KALEVI AHO (b.1949): Concerto for Soprano Saxophone and Chamber Orchestra (Anders Paulsson [sax], Lapland Chamber Orchestra; John Storgårds), Quintet for Oboe, Clarinet, Bassoon, Horn and Piano (Väinö Jalkanen [piano], members of the Lapland CO), Solo I for Violin (Jaakko Kuusisto).
Catalogue Number: 11T058
Format: SACD hybrid
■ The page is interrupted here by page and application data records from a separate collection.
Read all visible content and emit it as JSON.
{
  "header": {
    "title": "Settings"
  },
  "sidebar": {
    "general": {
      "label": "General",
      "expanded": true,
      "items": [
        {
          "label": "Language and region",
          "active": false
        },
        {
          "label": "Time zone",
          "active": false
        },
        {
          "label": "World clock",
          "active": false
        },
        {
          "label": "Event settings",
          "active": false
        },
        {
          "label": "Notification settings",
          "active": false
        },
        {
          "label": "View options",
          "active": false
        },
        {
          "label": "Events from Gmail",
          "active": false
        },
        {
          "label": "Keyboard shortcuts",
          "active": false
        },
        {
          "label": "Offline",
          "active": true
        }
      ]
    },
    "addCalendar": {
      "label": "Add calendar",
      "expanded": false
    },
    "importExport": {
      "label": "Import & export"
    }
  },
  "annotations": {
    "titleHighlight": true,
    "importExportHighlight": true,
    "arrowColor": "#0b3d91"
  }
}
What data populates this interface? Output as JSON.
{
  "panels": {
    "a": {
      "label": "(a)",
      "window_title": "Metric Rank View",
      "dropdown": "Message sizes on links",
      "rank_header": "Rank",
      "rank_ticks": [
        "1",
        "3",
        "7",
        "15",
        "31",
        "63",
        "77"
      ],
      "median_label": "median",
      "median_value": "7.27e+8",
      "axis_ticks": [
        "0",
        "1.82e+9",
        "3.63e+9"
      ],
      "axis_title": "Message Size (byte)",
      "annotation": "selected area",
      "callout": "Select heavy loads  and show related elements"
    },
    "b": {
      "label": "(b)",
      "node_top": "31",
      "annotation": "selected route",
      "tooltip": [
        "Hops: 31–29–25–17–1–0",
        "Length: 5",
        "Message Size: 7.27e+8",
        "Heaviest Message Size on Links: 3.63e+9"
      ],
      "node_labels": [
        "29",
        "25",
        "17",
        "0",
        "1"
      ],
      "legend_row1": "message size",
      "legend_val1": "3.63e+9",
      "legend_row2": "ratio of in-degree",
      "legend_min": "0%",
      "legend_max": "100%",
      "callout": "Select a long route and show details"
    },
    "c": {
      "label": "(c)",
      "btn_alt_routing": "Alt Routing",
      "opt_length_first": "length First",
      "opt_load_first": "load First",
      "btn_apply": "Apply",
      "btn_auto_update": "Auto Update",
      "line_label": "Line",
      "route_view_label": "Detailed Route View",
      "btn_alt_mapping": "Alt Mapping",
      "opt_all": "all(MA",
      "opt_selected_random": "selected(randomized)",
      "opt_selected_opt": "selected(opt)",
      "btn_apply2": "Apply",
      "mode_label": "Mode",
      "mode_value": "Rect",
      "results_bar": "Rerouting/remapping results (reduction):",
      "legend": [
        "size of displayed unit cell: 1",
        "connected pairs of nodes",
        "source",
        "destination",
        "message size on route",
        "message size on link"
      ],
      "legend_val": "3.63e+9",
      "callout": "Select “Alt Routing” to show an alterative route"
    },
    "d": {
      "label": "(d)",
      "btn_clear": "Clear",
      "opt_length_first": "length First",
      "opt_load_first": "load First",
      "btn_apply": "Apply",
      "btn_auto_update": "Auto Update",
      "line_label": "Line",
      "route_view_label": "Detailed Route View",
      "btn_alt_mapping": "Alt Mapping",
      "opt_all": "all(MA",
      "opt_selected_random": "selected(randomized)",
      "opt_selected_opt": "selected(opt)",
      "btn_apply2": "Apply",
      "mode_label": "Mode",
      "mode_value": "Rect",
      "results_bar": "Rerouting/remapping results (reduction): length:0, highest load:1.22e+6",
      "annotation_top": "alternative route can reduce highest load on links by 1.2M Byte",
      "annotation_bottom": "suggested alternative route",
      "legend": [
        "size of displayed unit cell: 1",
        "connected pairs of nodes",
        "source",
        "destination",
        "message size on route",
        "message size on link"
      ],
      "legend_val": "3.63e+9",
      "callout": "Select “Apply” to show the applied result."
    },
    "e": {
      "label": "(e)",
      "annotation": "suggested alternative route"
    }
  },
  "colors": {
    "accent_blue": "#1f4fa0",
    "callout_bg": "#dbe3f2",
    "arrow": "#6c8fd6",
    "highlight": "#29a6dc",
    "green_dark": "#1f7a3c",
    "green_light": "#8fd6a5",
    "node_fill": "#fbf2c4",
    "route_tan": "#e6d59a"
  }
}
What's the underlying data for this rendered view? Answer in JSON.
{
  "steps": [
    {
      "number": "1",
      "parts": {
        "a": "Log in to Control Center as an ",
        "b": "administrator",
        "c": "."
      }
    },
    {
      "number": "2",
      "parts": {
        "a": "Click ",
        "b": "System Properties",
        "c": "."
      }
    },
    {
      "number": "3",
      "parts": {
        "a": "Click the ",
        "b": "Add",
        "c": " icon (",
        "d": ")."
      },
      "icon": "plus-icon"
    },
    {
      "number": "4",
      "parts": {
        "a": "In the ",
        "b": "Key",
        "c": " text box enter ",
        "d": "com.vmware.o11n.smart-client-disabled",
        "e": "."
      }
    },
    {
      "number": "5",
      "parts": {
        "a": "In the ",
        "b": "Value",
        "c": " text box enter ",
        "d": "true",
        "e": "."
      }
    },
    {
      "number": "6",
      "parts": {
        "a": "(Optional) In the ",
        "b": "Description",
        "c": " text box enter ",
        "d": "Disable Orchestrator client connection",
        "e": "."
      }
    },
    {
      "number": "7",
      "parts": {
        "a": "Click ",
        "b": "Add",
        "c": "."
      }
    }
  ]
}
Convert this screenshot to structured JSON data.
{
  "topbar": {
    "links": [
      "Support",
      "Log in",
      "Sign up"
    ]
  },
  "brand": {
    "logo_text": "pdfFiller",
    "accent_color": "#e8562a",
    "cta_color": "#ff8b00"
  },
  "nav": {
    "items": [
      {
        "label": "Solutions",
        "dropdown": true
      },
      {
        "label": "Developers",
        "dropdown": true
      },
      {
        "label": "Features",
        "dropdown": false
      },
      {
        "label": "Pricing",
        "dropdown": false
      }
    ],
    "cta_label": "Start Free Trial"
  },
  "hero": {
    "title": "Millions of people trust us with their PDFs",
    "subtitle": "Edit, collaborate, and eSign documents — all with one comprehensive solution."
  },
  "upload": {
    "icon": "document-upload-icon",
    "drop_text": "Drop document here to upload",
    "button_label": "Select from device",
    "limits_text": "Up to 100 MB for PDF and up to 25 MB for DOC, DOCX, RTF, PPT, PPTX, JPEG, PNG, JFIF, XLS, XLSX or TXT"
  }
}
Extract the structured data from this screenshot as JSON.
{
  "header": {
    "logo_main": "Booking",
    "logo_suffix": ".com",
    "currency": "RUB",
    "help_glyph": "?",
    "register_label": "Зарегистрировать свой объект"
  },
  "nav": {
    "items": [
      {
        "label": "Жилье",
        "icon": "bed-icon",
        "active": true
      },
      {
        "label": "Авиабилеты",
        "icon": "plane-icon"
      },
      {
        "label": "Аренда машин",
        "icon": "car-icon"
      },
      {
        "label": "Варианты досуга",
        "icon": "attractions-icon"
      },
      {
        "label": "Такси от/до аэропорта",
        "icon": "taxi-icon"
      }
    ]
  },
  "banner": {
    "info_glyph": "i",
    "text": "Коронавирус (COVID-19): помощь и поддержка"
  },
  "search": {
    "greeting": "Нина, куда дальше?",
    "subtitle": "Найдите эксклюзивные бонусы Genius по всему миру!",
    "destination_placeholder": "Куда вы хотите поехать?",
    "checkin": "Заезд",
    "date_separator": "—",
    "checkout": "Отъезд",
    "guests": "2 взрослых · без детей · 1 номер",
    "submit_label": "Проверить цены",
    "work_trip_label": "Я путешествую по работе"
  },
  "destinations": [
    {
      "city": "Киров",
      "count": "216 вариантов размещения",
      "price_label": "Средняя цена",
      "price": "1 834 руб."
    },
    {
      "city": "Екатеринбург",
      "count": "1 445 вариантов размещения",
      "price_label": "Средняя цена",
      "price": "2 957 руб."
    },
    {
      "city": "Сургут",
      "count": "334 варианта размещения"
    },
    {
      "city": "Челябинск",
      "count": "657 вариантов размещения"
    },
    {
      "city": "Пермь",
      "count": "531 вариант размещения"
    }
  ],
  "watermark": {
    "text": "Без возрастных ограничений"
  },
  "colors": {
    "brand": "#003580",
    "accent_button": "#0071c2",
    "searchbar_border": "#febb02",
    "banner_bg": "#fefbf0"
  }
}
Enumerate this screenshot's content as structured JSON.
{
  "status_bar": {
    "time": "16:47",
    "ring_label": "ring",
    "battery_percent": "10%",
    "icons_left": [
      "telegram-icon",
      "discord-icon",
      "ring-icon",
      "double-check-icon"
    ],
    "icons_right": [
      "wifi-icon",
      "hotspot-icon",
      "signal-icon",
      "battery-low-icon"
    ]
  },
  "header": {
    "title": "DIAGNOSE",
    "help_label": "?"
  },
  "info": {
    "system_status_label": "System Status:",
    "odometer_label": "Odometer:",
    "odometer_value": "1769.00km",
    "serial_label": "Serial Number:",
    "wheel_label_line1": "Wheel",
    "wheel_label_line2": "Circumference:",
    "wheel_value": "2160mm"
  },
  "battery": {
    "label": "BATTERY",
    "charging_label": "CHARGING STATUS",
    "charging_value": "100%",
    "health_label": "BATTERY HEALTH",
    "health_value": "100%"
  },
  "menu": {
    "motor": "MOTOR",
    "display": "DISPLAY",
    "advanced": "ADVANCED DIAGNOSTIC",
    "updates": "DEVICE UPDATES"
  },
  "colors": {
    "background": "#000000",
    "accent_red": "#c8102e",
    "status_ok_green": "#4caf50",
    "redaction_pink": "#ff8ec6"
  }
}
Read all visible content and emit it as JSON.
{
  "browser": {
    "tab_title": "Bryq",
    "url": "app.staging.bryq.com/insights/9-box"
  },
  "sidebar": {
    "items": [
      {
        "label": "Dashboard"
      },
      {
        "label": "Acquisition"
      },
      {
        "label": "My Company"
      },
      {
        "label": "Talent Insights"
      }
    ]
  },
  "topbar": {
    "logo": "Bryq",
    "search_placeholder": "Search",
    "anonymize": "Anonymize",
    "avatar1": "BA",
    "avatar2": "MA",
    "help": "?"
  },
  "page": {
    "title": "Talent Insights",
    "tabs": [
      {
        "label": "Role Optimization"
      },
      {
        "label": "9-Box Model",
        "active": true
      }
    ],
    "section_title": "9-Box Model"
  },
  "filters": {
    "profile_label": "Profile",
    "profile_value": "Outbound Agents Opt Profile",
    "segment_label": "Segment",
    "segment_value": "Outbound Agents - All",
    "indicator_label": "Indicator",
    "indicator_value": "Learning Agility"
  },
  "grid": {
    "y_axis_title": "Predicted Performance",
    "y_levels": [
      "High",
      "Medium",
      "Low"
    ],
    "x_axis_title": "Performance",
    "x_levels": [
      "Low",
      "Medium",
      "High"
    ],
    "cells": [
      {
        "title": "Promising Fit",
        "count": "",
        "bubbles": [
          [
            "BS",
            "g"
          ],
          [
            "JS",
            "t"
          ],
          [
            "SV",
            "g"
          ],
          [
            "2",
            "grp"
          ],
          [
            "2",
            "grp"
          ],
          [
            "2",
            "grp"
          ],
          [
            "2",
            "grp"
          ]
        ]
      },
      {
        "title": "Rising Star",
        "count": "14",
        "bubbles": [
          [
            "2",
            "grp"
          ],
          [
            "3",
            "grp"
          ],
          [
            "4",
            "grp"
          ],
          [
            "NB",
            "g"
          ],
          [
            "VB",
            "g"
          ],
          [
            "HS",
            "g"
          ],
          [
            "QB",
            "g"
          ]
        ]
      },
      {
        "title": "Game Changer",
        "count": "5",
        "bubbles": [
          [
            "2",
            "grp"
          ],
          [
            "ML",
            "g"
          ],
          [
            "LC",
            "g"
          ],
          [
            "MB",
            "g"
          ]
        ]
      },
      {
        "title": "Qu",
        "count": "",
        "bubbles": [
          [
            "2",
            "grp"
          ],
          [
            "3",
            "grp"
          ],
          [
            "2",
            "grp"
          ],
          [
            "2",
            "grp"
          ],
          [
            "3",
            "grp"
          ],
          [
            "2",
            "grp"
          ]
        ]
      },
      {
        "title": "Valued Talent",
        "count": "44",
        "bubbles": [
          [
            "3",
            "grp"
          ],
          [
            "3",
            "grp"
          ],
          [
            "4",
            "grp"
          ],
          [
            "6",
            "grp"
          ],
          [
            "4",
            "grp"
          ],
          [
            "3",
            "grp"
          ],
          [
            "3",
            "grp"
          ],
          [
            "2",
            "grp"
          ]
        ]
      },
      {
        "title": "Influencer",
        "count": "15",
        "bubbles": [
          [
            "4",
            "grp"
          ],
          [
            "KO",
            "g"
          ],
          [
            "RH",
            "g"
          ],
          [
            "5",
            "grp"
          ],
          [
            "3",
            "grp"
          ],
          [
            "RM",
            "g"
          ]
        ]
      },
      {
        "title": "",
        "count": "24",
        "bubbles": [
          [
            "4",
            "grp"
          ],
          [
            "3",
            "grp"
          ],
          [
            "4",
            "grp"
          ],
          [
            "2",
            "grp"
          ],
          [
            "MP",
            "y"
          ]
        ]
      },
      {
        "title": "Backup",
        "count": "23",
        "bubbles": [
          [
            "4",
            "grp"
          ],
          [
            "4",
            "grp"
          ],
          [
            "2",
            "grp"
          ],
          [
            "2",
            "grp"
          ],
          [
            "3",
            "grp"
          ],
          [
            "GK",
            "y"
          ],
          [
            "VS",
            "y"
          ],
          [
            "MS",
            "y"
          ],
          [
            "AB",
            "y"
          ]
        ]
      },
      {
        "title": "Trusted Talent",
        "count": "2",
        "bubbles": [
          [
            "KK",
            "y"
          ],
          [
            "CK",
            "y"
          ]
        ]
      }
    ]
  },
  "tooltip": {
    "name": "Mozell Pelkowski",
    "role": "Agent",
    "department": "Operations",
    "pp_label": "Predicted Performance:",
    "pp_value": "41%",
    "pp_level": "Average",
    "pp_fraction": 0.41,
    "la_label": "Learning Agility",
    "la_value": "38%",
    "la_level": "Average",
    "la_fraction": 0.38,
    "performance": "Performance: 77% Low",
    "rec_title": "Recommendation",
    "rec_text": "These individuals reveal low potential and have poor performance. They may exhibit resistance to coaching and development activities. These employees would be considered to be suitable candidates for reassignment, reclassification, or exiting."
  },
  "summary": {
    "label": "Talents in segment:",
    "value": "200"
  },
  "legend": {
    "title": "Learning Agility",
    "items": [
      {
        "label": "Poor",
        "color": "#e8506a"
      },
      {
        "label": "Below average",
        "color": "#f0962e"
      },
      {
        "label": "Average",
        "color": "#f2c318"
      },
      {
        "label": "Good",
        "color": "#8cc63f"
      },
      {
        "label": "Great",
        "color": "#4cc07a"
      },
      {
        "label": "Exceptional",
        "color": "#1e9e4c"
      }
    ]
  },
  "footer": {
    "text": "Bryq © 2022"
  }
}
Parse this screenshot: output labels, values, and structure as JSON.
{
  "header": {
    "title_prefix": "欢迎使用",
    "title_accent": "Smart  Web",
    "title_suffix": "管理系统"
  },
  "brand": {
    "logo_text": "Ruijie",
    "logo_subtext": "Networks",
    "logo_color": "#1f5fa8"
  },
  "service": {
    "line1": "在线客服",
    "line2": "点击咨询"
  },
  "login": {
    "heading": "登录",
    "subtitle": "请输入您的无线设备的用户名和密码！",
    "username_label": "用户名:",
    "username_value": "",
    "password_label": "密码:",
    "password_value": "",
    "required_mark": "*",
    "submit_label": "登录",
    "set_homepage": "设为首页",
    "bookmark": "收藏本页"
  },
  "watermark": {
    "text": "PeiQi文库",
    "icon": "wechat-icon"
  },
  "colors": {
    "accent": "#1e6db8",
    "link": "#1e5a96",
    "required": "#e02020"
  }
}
Description: The Soprano Saxophone Concerto is the 22nd of the remarkable series of, to date, 28 concerti by Aho which share the common feature of sounding wholly individual and quite unlike one another and, due to the composer's habitual immersion in the idioms and possibilities of each instrument (he famously borrowed a double bass and learnt to play it to assist his writing for it in its concerto [02P012]), sounding entirely natural and expertly written for the soloist. The concerto emphasises the instrument's lyrical qualities, opening with a long unbroken melody backed only by slow, quiet pedal points, which leads into a lively and virtuosic presto with the customary Shostakovich-like turns of phrase. The movement's real cadenza makes much use of multiphonics before the fast music briefly returns and abruptly stops. The slow movement, 'mysterious and lethargic', recaptures the mood of the opening of the first, except that the soloist's mournful melody is now clouded by micro-intervals. The finale begins with ominous ticking which moves ever closer in a sinister mechanical march decorated with solo arabesques. A fleeting, shadowy, scurrying presto ensues, and the soloist ends the work with cantabile musings which evaporate into thin air. The Quintet was written for the same unusual instrumentation as Mozart K.452. Perhaps partly because of this the work is very tonal, and in places has an almost neoclassical feel, though the harmonic language is much closer to Shostakovich than Mozart (and this even extends to references to the DSCH motif, familiar from many of Aho's works). The first movement is lyrical and melancholy, the second a frenetically motoric toccata, the third a mysterious nocturne; the finale an unbuttoned 'Burlesco' with something of the circus about it. The violin was Aho's first instrument, and Solo I was the first of his works for solo instruments intended to fully exploit their capabilities. If extracts from Le sacre, followed by a wild Nordic folk dance were transcribed for solo violin the result might sound like this performer's nightmare (and audience's delight).